> **ASSIGNED TASK**
If a line below includes the string "legend", copy it.

[[ EXERCISE DATA, beginning ]]

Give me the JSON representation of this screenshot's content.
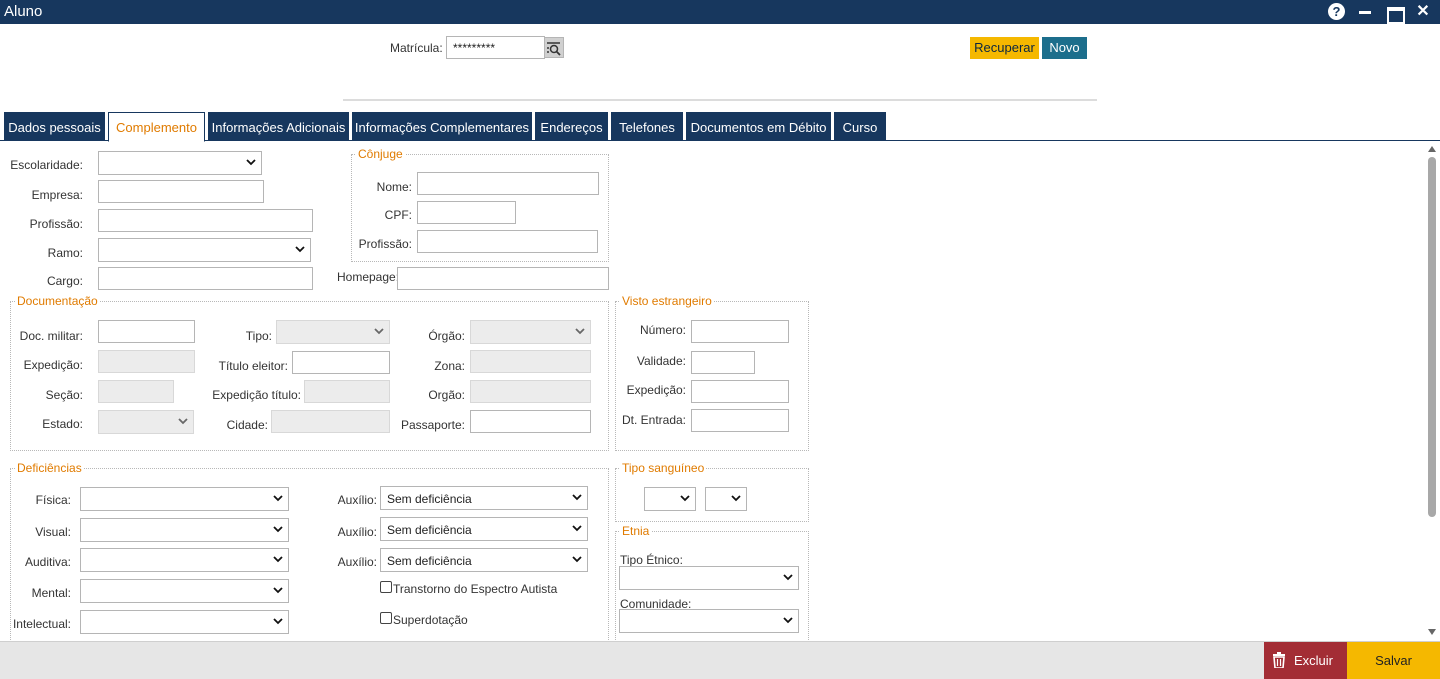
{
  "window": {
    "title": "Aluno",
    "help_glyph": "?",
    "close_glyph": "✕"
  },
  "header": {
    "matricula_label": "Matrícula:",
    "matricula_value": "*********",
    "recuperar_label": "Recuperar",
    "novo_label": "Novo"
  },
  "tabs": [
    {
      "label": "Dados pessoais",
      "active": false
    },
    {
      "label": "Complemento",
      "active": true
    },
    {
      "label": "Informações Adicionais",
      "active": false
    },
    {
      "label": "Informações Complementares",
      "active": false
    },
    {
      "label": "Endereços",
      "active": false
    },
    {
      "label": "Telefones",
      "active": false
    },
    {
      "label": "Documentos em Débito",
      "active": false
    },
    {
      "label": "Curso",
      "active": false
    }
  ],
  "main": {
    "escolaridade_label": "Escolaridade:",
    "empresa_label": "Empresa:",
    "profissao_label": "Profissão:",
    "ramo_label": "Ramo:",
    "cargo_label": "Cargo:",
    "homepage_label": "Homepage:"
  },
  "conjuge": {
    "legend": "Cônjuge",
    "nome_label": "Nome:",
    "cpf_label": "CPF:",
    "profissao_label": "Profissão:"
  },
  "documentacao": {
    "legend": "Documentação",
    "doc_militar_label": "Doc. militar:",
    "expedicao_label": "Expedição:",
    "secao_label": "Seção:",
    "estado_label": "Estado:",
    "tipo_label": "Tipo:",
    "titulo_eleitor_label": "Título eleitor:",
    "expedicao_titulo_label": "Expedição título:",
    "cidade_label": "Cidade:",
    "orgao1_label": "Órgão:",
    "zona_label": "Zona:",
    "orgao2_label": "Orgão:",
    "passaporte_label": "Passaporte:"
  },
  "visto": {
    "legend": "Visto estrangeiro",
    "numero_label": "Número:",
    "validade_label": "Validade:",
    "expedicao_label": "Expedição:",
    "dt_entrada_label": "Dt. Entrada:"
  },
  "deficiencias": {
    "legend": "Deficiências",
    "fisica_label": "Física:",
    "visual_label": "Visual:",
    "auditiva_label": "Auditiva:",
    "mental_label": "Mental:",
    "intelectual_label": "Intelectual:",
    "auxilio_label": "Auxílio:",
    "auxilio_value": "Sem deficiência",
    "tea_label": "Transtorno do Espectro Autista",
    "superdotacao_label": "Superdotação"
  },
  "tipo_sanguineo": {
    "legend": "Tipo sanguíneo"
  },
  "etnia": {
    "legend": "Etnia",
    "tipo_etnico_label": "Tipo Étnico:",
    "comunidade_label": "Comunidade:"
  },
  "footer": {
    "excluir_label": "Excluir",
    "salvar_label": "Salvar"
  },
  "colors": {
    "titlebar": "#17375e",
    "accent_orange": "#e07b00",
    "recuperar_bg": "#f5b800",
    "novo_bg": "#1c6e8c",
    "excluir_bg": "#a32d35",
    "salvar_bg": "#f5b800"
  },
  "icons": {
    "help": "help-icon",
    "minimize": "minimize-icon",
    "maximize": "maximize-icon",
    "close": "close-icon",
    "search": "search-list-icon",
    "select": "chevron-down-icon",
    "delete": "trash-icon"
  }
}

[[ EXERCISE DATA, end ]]

> **SOLUTION BELOW**
    "legend": "Cônjuge",
    "legend": "Documentação",
    "legend": "Visto estrangeiro",
    "legend": "Deficiências",
    "legend": "Tipo sanguíneo"
    "legend": "Etnia",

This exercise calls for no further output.